Mayor Dwight C. Jones and the City’s Public Art Commission (PAC) announced today a new monument commemorating Maggie L. Walker that will be created by artist Antonio Tobias “Toby” Mendez. The Public Art Commission worked with a Site Selection team of neighborhood leaders and stakeholders to choose the artist and the location that would best reflect the important legacy of Maggie L. Walker and her contributions to the City of Richmond. The monument will be integrated into a new plaza and gathering space on Broad Street at North Adams Street.

The Maggie L. Walker monument will become embedded as a landmark in the City’s Downtown Arts District. “Not only will Richmond gain an important new monument that can reflect the diverse heritage and history of a significant local hero, but this effort will also underscore her role as a champion for civil rights on the national landscape,” said Mayor Jones. “Maggie Walker was a revolutionary leader in business, a champion for breaking down barriers between communities and showed incredible strength as a person that came out of extraordinarily challenging circumstances to create great things.”

Maggie L. Walker devoted her life to civil rights advancement during the Jim Crow-era. Maggie Walker’s home and business -- where she broke ground as the first woman of any race to found a bank -- are located within walking distance of the planned monument site. The downtown Broad Street location is also symbolic as that corridor once served as a divider between historically racially segregated neighborhoods. The new monument, targeted for completion in the fall of 2016, will serve as a gateway to the historic Jackson Ward community and the new home of the Black History Museum and Cultural Center of Virginia at the historic Leigh Street Armory.
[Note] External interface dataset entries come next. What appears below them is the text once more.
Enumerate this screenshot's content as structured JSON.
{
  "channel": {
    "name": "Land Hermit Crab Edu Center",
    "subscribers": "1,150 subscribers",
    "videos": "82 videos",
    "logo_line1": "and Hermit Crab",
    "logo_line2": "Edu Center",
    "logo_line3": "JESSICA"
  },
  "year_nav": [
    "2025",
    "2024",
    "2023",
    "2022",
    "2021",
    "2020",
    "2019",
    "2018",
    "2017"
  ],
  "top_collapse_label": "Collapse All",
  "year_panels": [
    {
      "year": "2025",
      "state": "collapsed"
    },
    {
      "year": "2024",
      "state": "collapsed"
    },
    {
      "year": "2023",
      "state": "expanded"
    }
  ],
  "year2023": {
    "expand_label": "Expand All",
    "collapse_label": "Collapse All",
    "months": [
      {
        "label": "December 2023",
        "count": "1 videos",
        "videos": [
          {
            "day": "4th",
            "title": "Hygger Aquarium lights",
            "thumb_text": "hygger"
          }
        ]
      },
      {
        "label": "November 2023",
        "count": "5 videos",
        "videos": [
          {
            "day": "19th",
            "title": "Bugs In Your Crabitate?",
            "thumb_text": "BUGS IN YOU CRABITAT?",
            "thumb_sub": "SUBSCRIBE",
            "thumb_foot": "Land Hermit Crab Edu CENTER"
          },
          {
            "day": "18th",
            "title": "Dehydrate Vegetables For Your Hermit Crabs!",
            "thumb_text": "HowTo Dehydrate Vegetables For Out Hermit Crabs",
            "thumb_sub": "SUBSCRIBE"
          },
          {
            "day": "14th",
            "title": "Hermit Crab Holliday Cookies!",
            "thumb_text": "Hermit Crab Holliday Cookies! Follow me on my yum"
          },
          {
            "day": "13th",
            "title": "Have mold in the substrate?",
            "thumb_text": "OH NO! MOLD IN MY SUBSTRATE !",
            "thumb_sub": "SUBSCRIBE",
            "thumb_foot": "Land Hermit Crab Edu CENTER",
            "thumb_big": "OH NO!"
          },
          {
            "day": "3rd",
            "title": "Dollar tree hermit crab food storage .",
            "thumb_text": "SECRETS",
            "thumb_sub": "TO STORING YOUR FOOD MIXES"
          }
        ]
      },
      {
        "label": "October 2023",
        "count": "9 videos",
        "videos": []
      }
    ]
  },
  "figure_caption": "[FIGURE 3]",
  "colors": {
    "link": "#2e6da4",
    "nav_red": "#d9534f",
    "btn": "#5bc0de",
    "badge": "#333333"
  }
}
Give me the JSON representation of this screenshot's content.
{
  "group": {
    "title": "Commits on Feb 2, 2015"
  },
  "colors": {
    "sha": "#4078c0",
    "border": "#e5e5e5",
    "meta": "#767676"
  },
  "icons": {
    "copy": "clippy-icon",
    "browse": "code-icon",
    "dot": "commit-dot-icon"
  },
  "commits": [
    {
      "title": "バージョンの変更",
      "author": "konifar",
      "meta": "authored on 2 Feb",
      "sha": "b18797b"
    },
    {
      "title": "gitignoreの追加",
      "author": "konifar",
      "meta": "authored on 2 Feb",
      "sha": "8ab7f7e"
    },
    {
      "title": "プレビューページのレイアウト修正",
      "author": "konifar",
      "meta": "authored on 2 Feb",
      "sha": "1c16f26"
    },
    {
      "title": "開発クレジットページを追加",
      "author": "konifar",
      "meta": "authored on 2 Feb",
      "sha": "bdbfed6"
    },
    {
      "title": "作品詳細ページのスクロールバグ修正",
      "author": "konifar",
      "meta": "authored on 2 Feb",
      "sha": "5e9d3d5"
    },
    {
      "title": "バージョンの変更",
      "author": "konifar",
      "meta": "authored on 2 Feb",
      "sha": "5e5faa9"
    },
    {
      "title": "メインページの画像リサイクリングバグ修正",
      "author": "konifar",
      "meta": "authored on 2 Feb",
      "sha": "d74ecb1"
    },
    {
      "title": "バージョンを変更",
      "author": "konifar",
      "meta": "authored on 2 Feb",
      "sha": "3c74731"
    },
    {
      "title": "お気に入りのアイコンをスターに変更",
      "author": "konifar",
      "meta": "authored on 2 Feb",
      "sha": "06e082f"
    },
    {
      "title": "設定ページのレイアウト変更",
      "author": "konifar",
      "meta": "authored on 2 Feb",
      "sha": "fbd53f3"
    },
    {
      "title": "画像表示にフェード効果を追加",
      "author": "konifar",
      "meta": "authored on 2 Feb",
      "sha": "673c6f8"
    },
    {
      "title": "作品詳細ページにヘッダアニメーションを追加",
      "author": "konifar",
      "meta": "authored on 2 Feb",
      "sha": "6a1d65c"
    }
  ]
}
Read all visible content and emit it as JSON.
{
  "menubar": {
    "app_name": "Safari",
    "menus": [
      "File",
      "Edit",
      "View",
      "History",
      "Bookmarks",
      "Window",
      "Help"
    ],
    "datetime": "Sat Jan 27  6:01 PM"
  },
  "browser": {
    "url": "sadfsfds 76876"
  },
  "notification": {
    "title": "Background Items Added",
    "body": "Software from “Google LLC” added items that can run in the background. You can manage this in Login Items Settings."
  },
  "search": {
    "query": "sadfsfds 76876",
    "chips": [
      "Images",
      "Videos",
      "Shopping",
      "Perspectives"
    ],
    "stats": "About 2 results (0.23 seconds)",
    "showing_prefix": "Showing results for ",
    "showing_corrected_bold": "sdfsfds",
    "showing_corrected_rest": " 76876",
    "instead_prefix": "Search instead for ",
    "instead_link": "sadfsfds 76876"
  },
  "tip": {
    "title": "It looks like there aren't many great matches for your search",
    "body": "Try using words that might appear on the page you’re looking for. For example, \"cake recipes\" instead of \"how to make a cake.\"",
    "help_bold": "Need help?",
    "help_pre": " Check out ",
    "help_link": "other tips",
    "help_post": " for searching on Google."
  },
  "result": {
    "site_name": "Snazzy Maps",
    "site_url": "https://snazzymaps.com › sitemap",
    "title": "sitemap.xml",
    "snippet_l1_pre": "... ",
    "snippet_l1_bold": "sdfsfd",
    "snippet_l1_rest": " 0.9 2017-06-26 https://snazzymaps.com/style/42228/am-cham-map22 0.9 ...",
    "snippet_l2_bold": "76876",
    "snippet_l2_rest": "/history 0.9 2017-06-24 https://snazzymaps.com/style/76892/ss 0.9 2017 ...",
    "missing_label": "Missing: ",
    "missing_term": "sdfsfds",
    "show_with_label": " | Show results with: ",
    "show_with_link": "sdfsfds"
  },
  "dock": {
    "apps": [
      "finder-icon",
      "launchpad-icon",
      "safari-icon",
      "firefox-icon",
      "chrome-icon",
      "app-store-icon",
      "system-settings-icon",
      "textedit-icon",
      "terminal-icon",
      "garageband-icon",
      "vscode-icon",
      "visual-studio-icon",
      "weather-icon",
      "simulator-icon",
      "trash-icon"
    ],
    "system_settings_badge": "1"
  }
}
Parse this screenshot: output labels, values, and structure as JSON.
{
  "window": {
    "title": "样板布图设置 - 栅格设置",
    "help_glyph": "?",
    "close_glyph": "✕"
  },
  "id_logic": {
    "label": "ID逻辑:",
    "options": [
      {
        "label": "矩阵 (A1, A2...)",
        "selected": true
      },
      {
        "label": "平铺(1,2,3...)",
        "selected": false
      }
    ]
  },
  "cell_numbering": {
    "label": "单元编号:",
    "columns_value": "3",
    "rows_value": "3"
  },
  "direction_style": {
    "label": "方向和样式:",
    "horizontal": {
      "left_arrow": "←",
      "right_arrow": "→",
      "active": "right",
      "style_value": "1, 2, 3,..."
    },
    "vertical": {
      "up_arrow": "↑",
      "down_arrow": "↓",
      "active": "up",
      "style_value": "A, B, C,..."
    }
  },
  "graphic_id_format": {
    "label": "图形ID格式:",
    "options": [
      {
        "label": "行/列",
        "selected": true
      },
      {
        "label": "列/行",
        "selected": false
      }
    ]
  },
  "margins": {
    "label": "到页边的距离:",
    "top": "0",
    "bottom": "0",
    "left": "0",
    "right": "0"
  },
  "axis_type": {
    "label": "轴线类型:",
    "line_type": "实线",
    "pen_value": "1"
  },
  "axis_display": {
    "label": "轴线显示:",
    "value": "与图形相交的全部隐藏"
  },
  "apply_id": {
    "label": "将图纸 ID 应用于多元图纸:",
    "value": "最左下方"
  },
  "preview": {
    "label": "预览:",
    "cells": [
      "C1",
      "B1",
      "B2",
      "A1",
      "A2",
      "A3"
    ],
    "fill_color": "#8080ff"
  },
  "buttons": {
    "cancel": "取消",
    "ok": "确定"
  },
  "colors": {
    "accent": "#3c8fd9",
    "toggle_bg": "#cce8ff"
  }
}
The Public Art Commission led an extensive community process that asked the public what elements of Maggie Walker’s life should be reflected in the art work. The images of her strength, perseverance and dedication to empower and educate were all consistent themes that will be reflected in the new monument.

Artist Toby Mendez said, “I see my role as a story teller or a director in search of a good story. I have had the luck to create monuments to Thurgood Marshall and Gandhi.  Maggie Walker is in that realm, a person who did so many great things. Her story is not just one story as she was a pioneer on several levels; a business person, a banker, a teacher and an innovator when it came to creating significant jobs for women in the community. She did this with every stumbling block placed in her path. As an artist, this is the story you want to tell."

Sarah Driggs, chair of the Maggie Walker Memorial team of the Public Art Commission shared that, “Richmond has been proud of Maggie Walker for generations. It is about time that we raised a monument to honor and share this strong woman's messages of economic literacy and the power of community.”